NASHVILLE, Tenn. — Most pastors of smaller-membership Southern Baptist churches see what God is calling their congregations to be and do and have laid the groundwork for accomplishing the mission, but their efforts to lead are frustrated by “turf” battles and a failure to clarify and evaluate plans, according to a new study by LifeWay Research.
Findings of the study, published in the November/December issue of Facts & Trends, suggest that pastors could see their smaller-membership congregations make progress by evaluating church ministries, organizing to reach their goals and planning for the future. Facts & Trends is the official news magazine of LifeWay Christian Resources of the Southern Baptist Convention.
“The effectiveness of local church ministry often is jeopardized by poor organization,” said Scott McConnell, associate director of LifeWay Research. “Understanding God’s calling and the context of the church is important, but leadership requires knowing where you are, knowing where you need to go and knowing how to get there. Most small-church pastors actively pursue the first two but many struggle with the third.”
The study entailed an online survey last March that included 350 pastors of congregations averaging fewer than 100 in primary worship attendance. It found, among other things, that 67 percent of small-church pastors are frustrated with how slowly progress is made at their church.
The inertia, however, isn’t for lack of trying. According to the study:
— Most pastors of small churches have assessed their church’s cultural context. Three-fourths have studied their communities. Ninety percent have examined trends in their congregation. Seventy-one percent say they try to be actively involved in their community.
— Most pastors of small churches see what God is calling their church to be and do. Ninety-four percent say they clearly see the needs, hurts and problems God is calling their church to address. Eight out of 10 have shared with the congregation a clear, compelling picture of what God is calling their church to look like several years from now.
The obstacles to missional progress, however, are familiar to every pastor. While two-thirds of the pastors surveyed indicated their church makes regular changes to improve their effectiveness, 49 percent said lay leaders in the congregation often resist change to protect their area of responsibility. One-third of them said their church had experienced disruptive conflict in the past year.
“No doubt spiritual failures hold churches back more than leadership or administrative shortcomings,” McConnell said. “Discouraging baptism and membership trends in the Southern Baptist Convention show us that change is needed in many local congregations.

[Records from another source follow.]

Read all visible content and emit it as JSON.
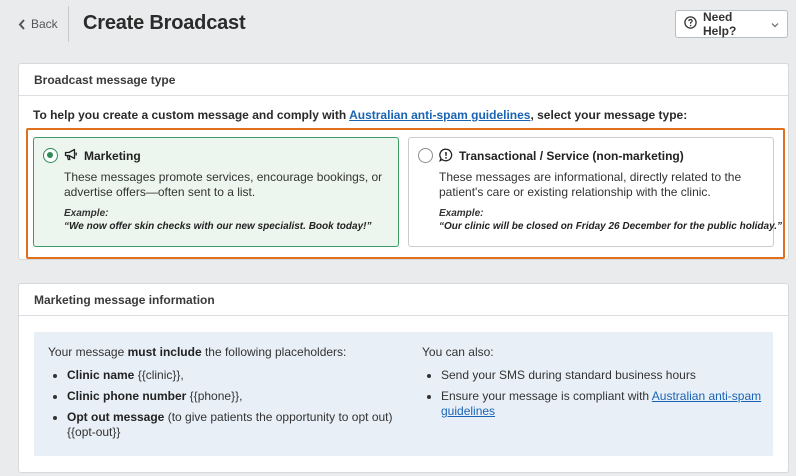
{
  "header": {
    "back_label": "Back",
    "title": "Create Broadcast",
    "help_label": "Need Help?"
  },
  "type_card": {
    "heading": "Broadcast message type",
    "intro_before": "To help you create a custom message and comply with ",
    "intro_link": "Australian anti-spam guidelines",
    "intro_after": ", select your message type:",
    "options": [
      {
        "title": "Marketing",
        "selected": true,
        "icon": "megaphone-icon",
        "description": "These messages promote services, encourage bookings, or advertise offers—often sent to a list.",
        "example_label": "Example:",
        "example": "“We now offer skin checks with our new specialist. Book today!”"
      },
      {
        "title": "Transactional / Service (non-marketing)",
        "selected": false,
        "icon": "message-alert-icon",
        "description": "These messages are informational, directly related to the patient's care or existing relationship with the clinic.",
        "example_label": "Example:",
        "example": "“Our clinic will be closed on Friday 26 December for the public holiday.”"
      }
    ]
  },
  "info_card": {
    "heading": "Marketing message information",
    "left": {
      "head_before": "Your message ",
      "head_bold": "must include",
      "head_after": " the following placeholders:",
      "items": [
        {
          "bold": "Clinic name",
          "rest": " {{clinic}},"
        },
        {
          "bold": "Clinic phone number",
          "rest": " {{phone}},"
        },
        {
          "bold": "Opt out message",
          "rest": " (to give patients the opportunity to opt out) {{opt-out}}"
        }
      ]
    },
    "right": {
      "head": "You can also:",
      "item1": "Send your SMS during standard business hours",
      "item2_before": "Ensure your message is compliant with ",
      "item2_link": "Australian anti-spam guidelines"
    }
  },
  "colors": {
    "accent_green": "#2e8b57",
    "selected_bg": "#ecf6ef",
    "highlight_orange": "#e07020",
    "link_blue": "#1a64b5",
    "info_bg": "#e8eff7"
  }
}
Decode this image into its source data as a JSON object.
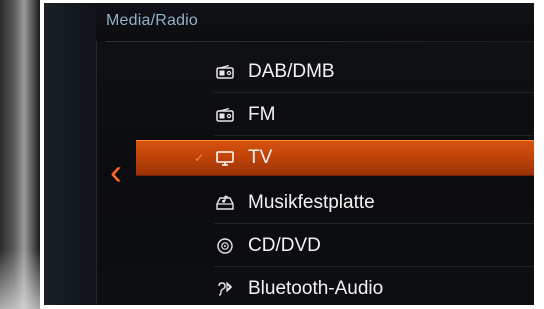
{
  "header": {
    "title": "Media/Radio"
  },
  "menu": {
    "items": [
      {
        "label": "DAB/DMB",
        "icon": "radio-icon",
        "selected": false
      },
      {
        "label": "FM",
        "icon": "radio-icon",
        "selected": false
      },
      {
        "label": "TV",
        "icon": "tv-icon",
        "selected": true
      },
      {
        "label": "Musikfestplatte",
        "icon": "music-hdd-icon",
        "selected": false
      },
      {
        "label": "CD/DVD",
        "icon": "disc-icon",
        "selected": false
      },
      {
        "label": "Bluetooth-Audio",
        "icon": "bluetooth-audio-icon",
        "selected": false
      }
    ]
  },
  "colors": {
    "accent": "#d6520e",
    "header_text": "#8fb2c8",
    "item_text": "#f3f3f3",
    "back_arrow": "#ff6a1a"
  },
  "nav": {
    "back_icon": "chevron-left-icon",
    "selected_marker_icon": "check-icon"
  }
}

“But change requires leadership,” McConnell noted. “LifeWay Research wanted to find out whether basic leadership activities are occurring in smaller Southern Baptist churches. While we found that many key activities are occurring, we were able to identify significant shortcomings in planning and process improvement.”
Many pastors of small churches candidly admitted they do not know how to lead their church where they need to go, McConnell reported.
Only 29 percent of small-church pastors strongly agreed that they have a clear plan to accomplish the things God has called their church to do. Forty-four percent agreed (strongly or somewhat) that they often don’t understand why things they try don’t work. Thirty percent agreed that they are confused about where they should invest their own time and effort.
The problem is compounded by the fact that many churches fail to plan or even evaluate their current activities, the survey revealed. Although 70 percent of the pastors said the allocation of their church budget adequately funds current objectives, 40 percent agreed their church rarely has time to step back and plan appropriately.
While more than half of pastors — 57 percent — have written a vision or mission statement adopted by their church, two-thirds rarely change who is responsible for certain work or responsibilities. Leadership in fewer than six in 10 churches regularly evaluates methods and results of events and programs.
“The survey clearly indicates that smaller-membership churches need to stop and evaluate what they are doing and who is doing it,” McConnell said. “Leaders need to develop effective plans for carrying out the work God has called their churches to do.”
Leading a church requires both vision and administrative ability, McConnell said. Many pastors, though, are much stronger in one area than the other.
“The Apostle Paul in 1 Corinthians 12:28 taught that God places teachers in the church and also gives the gift of managing,” he said. “But he never promised both those gifts would be in the same person.
“Pastors who candidly assess their own strengths and weaknesses can surround themselves with leaders who have the talents that they lack,” McConnell said. “Each local church should seek out and utilize members gifted in organizing people and processes while still encouraging each other to desire the greater gifts of faith, hope and love.”
The PowerPoint report, “Leadership Issues for the Small Church,” is available at www.lifewayresearch.com. The online study was conducted in March among 801 pastors, 350 of whom were pastors of smaller-membership congregations, defined as those with an average primary worship attendance of less than 100. The sample provides 95 percent confidence that the sampling error does not exceed +5.2 percent for the small-church sample.
(EDITOR’S NOTE — Kelly is an assistant editor of Baptist Press.)